Arcadia High and the University of Hawaii owe a note of thanks to the Dobson High School baseball coach who told Jake MacWilliam that he “wasn’t good enough” to play high school baseball.
That caused Don and Paula MacWilliam to move their son to Arcadia after Jake’s sophomore year, allowing him to work with his long-time trainer and former Diamondbacks training coach Matt Ingram.
Now, just a summer after finishing a banner senior year at shortstop for the Titans, Jake will be stepping onto Les Murakami field in Honolulu on a big scholarship to play for the University of Hawaii.
What could be better than this?
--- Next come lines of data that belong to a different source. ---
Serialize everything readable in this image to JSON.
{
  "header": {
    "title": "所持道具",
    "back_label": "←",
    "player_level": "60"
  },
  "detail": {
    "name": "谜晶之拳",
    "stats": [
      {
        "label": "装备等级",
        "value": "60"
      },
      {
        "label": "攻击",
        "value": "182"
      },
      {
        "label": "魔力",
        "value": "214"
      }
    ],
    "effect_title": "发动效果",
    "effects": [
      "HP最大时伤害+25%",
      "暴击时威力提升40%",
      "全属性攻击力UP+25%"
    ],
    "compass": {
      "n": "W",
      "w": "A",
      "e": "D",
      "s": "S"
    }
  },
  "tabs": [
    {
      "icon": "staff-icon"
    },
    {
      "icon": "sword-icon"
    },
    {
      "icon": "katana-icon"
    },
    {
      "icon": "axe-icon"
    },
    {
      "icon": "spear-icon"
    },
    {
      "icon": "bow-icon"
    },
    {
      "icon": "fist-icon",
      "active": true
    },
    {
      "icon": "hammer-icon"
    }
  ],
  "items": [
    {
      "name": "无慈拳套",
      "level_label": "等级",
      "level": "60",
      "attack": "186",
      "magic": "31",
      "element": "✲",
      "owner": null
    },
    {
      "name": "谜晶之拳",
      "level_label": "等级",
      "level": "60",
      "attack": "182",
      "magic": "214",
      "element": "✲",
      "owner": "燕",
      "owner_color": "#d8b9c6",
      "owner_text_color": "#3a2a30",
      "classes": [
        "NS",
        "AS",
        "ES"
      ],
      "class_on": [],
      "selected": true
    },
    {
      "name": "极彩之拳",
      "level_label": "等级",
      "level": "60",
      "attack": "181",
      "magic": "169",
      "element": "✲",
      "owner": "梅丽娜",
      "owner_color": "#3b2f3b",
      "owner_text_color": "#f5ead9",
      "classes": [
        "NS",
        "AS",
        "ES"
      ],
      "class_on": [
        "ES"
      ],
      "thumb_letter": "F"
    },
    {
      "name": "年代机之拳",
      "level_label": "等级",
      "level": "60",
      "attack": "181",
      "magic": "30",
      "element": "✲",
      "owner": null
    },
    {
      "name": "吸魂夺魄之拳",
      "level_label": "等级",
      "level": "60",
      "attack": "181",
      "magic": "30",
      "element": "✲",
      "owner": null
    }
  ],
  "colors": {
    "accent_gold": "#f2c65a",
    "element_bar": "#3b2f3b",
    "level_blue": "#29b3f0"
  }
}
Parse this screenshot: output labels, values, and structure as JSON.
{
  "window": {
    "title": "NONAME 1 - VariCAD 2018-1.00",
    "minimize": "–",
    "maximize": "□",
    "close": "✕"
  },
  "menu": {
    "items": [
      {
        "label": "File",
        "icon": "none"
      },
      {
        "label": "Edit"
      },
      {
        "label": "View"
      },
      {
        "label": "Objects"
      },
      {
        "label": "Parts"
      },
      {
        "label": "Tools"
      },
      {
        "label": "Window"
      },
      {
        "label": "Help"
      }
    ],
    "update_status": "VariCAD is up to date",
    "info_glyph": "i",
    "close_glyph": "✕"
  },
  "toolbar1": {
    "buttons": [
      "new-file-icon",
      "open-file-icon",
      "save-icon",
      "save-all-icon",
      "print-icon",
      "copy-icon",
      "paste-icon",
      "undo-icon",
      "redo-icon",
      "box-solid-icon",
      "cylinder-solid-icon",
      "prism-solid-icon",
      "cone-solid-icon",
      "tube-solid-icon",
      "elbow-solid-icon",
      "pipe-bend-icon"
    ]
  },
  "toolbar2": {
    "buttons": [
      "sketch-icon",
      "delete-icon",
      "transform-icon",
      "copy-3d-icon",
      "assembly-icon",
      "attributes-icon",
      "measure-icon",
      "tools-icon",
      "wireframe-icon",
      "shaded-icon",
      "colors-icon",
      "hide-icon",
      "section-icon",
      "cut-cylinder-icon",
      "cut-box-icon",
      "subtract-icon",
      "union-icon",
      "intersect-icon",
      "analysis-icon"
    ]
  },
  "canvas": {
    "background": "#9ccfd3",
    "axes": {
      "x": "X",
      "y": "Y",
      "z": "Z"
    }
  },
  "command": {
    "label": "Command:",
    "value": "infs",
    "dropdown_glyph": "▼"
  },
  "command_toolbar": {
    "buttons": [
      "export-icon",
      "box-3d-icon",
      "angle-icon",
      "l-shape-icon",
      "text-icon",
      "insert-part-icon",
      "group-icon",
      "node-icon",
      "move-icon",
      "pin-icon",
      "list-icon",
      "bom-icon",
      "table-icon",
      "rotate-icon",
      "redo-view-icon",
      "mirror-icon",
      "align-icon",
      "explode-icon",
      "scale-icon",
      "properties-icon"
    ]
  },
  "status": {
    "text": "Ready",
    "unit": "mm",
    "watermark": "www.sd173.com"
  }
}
Late this summer, Hawaii offered Jake’s brother and a former Dobson left-handed pitcher, Jim MacWilliam, a scholarship to also play for the Warriors after two years at Chandler Gilbert Community College. What a decision Jim had to make: a New Mexico State scholarship or play his last two years of college baseball with his brother at Hawaii.
Jake and Jim are both ecstatic about being at Hawaii together.
“I can't wait for the season to start and be on the mound and look back and see my younger brother at shortstop,” said Jim. “We are best friends besides being brothers, and getting to share this experience with him is a huge blessing.”
About 10 years ago, the pair was together when the Diamondbacks were unveiling their youth-baseball training programs. Photos of Jim and Jake were in all the promotional materials. Jeff Rodin, Diamondbacks director of baseball outreach and development, had been working with the boys weekly and suggested they be the first faces of the “Learn to Play the D-Backs Way” training. In fact, the D-Backs also used Jim as the lefty and Jake as the right-hander in their youth training video.
The UofH had been watching Jake for two years, said Jake’s mom Paula.
“They were like a shark who kept bumping into him,” she said.
Hawaii’s coach Mike Trapasso flew in to see Jake play in April on a day when Jake went 4-for-5 with two doubles. Shortly thereafter, the Hawaiian team was in town and won the Western Athletic Conference title, earning them a spot in the regional playoffs at ASU’s Packard Stadium. Trapasso and assistant Chad Konishi, the pitching coach and recruiting coordinator, called Jake in for a meeting at the and liked what they heard and saw in him.
“We lost eight guys to the draft,” Trapasso said. “One of the holes our club had to fill was shortstop.”
The Rainbows, like most teams, needed pitching, too. That meant an open roster spot for Jim.
Trapasso said he liked the work ethic and team attitude that both MacWilliam boys demonstrated.
“Any success you have at this level has a lot to do with the character of the student athlete,” Trapasso said.
Seven years of working with Matt Ingram had a huge impact on Jake.
“He taught me baseball and helped me mature,” Jake said.
Jake’s advice to young players hoping to go to school on a baseball scholarship: “playing as hard as you can every day, just like it’s your last day.”
Jim echoed his little brother.
“It took a lot of work to get to where I am at today,” he said. “It was not smooth sailing.
“When I got to CGCC, I still had to work very hard to earn my spot as a pitcher.”
Jim attributes a lot of his success to the coaching staff at CGCC .
“The CGCC coaches took my talent and helped me excel to the highest level that I could as a player,” he said.
The brothers will be playing with some talented guys in Hawaii. The Rainbows’ Kolten Wong was MVP of the Cape Cod League. Trapasso is now entering his 11th season as Hawaii’s coach and has had a winning record in eight of the last nine seasons, including two NCAA Regional finals in the last five years.
So will it be all work and no play at Hawaii? Not really. Konishi told Jake to bring along his surfboard.